***** Working data
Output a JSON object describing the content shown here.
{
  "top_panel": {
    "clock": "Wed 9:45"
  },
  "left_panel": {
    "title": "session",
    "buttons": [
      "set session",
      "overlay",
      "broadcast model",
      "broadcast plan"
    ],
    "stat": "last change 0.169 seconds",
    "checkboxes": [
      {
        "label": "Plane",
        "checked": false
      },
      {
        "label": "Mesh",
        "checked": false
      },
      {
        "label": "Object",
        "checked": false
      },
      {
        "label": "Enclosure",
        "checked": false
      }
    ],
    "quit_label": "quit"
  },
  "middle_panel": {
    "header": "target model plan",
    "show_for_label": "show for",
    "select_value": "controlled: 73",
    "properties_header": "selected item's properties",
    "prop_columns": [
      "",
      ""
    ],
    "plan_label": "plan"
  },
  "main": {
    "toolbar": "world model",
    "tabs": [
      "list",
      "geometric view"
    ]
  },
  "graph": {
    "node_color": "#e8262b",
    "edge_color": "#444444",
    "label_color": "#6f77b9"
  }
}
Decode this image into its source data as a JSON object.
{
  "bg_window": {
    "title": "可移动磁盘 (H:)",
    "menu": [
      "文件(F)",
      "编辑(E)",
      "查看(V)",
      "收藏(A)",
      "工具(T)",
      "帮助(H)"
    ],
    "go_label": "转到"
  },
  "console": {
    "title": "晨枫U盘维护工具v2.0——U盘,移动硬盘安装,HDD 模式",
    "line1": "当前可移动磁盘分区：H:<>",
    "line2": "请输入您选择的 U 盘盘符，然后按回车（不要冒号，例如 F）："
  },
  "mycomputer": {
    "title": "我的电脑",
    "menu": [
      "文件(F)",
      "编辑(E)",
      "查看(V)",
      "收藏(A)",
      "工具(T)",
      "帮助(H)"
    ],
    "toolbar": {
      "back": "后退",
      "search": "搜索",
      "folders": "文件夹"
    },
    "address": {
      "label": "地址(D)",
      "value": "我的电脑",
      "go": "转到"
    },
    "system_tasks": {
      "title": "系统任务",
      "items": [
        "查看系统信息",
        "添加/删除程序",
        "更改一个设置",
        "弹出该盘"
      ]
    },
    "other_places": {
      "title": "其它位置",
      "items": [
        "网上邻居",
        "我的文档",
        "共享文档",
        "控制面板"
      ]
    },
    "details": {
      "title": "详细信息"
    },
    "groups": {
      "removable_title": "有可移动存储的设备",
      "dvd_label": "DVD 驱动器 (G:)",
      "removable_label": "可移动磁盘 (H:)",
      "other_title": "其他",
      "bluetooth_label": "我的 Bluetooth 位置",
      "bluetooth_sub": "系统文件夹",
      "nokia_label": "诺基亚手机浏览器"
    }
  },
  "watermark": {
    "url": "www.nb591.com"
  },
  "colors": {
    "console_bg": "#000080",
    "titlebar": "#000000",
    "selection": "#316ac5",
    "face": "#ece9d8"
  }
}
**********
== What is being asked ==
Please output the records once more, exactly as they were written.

== Worked solution ==
Output a JSON object describing the content shown here.
{
  "top_panel": {
    "clock": "Wed 9:45"
  },
  "left_panel": {
    "title": "session",
    "buttons": [
      "set session",
      "overlay",
      "broadcast model",
      "broadcast plan"
    ],
    "stat": "last change 0.169 seconds",
    "checkboxes": [
      {
        "label": "Plane",
        "checked": false
      },
      {
        "label": "Mesh",
        "checked": false
      },
      {
        "label": "Object",
        "checked": false
      },
      {
        "label": "Enclosure",
        "checked": false
      }
    ],
    "quit_label": "quit"
  },
  "middle_panel": {
    "header": "target model plan",
    "show_for_label": "show for",
    "select_value": "controlled: 73",
    "properties_header": "selected item's properties",
    "prop_columns": [
      "",
      ""
    ],
    "plan_label": "plan"
  },
  "main": {
    "toolbar": "world model",
    "tabs": [
      "list",
      "geometric view"
    ]
  },
  "graph": {
    "node_color": "#e8262b",
    "edge_color": "#444444",
    "label_color": "#6f77b9"
  }
}
Decode this image into its source data as a JSON object.
{
  "bg_window": {
    "title": "可移动磁盘 (H:)",
    "menu": [
      "文件(F)",
      "编辑(E)",
      "查看(V)",
      "收藏(A)",
      "工具(T)",
      "帮助(H)"
    ],
    "go_label": "转到"
  },
  "console": {
    "title": "晨枫U盘维护工具v2.0——U盘,移动硬盘安装,HDD 模式",
    "line1": "当前可移动磁盘分区：H:<>",
    "line2": "请输入您选择的 U 盘盘符，然后按回车（不要冒号，例如 F）："
  },
  "mycomputer": {
    "title": "我的电脑",
    "menu": [
      "文件(F)",
      "编辑(E)",
      "查看(V)",
      "收藏(A)",
      "工具(T)",
      "帮助(H)"
    ],
    "toolbar": {
      "back": "后退",
      "search": "搜索",
      "folders": "文件夹"
    },
    "address": {
      "label": "地址(D)",
      "value": "我的电脑",
      "go": "转到"
    },
    "system_tasks": {
      "title": "系统任务",
      "items": [
        "查看系统信息",
        "添加/删除程序",
        "更改一个设置",
        "弹出该盘"
      ]
    },
    "other_places": {
      "title": "其它位置",
      "items": [
        "网上邻居",
        "我的文档",
        "共享文档",
        "控制面板"
      ]
    },
    "details": {
      "title": "详细信息"
    },
    "groups": {
      "removable_title": "有可移动存储的设备",
      "dvd_label": "DVD 驱动器 (G:)",
      "removable_label": "可移动磁盘 (H:)",
      "other_title": "其他",
      "bluetooth_label": "我的 Bluetooth 位置",
      "bluetooth_sub": "系统文件夹",
      "nokia_label": "诺基亚手机浏览器"
    }
  },
  "watermark": {
    "url": "www.nb591.com"
  },
  "colors": {
    "console_bg": "#000080",
    "titlebar": "#000000",
    "selection": "#316ac5",
    "face": "#ece9d8"
  }
}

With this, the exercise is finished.